This memoir of growing up in El Paso in the 1940s and 1950s creates an entire city: the way a barrio awakens in the early morning sun, the thrill of a rare desert snow, the taste of fruit-flavored raspadas on summer afternoons, the "money boys" who beg from commuters passing back and forth to Juárez, and the mischief of children entertaining themselves in the streets. López-Stafford shows readers El Paso through the eyes of Yoya--short for Gloria--the high-spirited narrator, who is five years old when the book begins.
Yoya is a survivor. Her young mother has died, leaving her in the care of her much older father, who tries to provide for his family by selling used clothing. Her brother Carlos, Padre Luna, and a community of children and women assume responsibility for Yoya, but like the inexplicable loss of her mother, unexpected changes separate her from her beloved barrio.

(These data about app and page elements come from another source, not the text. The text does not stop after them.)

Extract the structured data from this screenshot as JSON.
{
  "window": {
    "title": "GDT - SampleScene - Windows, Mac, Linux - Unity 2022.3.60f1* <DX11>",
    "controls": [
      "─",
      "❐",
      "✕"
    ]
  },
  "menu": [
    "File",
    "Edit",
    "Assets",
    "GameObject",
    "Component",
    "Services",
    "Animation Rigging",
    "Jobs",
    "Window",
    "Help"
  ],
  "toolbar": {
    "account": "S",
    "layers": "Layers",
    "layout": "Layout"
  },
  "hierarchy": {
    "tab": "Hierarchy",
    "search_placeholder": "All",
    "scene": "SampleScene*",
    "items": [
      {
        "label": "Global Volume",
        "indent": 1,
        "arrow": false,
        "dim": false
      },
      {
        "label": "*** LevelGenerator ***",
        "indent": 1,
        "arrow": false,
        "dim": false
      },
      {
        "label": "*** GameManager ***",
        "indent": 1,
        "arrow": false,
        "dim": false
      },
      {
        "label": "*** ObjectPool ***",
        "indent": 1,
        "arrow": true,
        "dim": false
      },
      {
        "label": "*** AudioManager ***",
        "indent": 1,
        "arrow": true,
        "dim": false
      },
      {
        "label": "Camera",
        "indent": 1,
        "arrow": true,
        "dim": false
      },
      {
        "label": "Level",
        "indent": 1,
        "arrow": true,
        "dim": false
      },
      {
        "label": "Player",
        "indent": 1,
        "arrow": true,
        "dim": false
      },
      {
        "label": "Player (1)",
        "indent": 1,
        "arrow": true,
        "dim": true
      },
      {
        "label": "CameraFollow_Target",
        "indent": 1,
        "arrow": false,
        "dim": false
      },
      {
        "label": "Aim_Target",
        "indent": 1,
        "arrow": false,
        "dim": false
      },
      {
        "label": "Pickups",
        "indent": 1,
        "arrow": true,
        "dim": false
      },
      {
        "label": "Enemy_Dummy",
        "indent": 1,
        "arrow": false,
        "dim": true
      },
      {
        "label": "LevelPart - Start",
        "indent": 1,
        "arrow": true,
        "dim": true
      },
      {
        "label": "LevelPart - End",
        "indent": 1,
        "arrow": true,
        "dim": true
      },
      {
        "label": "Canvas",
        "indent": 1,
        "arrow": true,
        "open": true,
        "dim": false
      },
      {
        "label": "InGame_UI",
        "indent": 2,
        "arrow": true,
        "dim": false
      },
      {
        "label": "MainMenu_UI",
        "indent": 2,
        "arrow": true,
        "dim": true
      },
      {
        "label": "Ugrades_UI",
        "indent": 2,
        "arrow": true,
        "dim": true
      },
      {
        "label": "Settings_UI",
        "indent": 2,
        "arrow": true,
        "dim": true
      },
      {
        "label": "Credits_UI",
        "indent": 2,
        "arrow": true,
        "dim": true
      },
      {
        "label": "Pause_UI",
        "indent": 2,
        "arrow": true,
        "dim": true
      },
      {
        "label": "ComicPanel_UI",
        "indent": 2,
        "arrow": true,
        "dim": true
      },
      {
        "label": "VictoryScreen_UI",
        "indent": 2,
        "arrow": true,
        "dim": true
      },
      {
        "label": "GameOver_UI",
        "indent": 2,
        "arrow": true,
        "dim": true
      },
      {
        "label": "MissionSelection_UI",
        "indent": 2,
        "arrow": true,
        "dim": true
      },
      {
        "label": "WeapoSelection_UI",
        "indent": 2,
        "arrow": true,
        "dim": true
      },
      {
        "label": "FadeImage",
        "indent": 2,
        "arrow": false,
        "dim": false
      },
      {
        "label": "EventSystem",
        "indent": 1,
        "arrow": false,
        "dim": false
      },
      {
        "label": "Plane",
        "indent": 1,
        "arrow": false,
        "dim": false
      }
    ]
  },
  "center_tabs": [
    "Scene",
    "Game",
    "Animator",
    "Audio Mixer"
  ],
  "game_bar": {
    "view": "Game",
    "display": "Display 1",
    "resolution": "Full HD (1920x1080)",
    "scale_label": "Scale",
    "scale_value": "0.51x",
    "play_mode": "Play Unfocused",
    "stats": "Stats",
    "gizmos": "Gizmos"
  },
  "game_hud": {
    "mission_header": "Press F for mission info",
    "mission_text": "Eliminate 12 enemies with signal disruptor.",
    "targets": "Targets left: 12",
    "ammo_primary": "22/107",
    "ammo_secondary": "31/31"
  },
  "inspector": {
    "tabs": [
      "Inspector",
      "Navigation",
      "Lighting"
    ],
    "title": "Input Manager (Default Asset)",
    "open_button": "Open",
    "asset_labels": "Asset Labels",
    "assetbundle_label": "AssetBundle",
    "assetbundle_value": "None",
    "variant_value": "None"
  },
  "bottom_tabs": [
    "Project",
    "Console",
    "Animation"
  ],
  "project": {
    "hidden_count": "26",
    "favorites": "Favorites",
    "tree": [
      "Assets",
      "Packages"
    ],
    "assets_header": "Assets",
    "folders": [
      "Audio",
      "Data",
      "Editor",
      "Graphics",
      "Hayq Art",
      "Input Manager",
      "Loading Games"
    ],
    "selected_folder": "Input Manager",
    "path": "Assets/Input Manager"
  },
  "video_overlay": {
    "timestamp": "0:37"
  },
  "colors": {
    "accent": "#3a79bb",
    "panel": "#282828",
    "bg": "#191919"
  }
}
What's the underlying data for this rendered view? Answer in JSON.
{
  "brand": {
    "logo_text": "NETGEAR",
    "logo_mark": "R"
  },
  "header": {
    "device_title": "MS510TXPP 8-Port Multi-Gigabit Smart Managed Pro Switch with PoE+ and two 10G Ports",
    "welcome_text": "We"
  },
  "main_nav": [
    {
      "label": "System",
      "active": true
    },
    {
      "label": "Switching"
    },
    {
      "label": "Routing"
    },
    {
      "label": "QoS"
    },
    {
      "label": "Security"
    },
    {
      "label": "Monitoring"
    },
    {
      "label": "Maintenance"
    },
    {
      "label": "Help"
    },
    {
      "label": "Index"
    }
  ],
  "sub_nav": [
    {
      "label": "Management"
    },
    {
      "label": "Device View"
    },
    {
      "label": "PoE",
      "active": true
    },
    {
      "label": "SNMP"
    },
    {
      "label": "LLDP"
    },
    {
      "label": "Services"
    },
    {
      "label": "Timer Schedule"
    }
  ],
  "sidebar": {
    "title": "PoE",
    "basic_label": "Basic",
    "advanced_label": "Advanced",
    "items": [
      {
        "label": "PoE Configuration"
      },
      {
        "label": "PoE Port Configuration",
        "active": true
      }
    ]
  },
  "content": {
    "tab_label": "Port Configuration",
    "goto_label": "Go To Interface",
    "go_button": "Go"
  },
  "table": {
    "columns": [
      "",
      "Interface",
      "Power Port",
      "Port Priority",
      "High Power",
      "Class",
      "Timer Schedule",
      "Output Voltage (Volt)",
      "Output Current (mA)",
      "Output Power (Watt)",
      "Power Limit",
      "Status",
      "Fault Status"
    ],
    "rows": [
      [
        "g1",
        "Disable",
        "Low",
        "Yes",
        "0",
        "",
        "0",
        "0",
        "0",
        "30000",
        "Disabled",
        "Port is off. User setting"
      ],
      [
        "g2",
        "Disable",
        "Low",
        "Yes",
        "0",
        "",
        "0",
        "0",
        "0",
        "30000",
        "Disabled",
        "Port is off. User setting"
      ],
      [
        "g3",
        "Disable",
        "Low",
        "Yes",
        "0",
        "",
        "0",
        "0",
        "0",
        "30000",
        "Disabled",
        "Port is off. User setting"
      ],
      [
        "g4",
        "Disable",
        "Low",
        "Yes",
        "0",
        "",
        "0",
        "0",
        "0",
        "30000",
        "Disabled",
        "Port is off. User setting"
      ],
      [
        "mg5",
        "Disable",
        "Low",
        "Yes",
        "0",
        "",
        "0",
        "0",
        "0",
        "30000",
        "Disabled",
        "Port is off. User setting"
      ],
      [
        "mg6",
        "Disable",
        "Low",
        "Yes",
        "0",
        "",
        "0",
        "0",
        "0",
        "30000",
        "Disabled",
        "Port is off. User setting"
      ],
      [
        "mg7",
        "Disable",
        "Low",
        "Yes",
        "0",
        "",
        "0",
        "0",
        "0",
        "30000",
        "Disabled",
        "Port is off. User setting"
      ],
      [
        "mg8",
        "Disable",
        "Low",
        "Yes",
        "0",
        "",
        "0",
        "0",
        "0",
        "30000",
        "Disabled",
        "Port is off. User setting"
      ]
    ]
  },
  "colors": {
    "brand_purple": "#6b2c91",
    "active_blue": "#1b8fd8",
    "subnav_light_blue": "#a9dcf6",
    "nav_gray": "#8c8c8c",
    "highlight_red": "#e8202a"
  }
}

The search for su lugar, her place, becomes a search for identity as Gloria seeks to understand her various homes and families.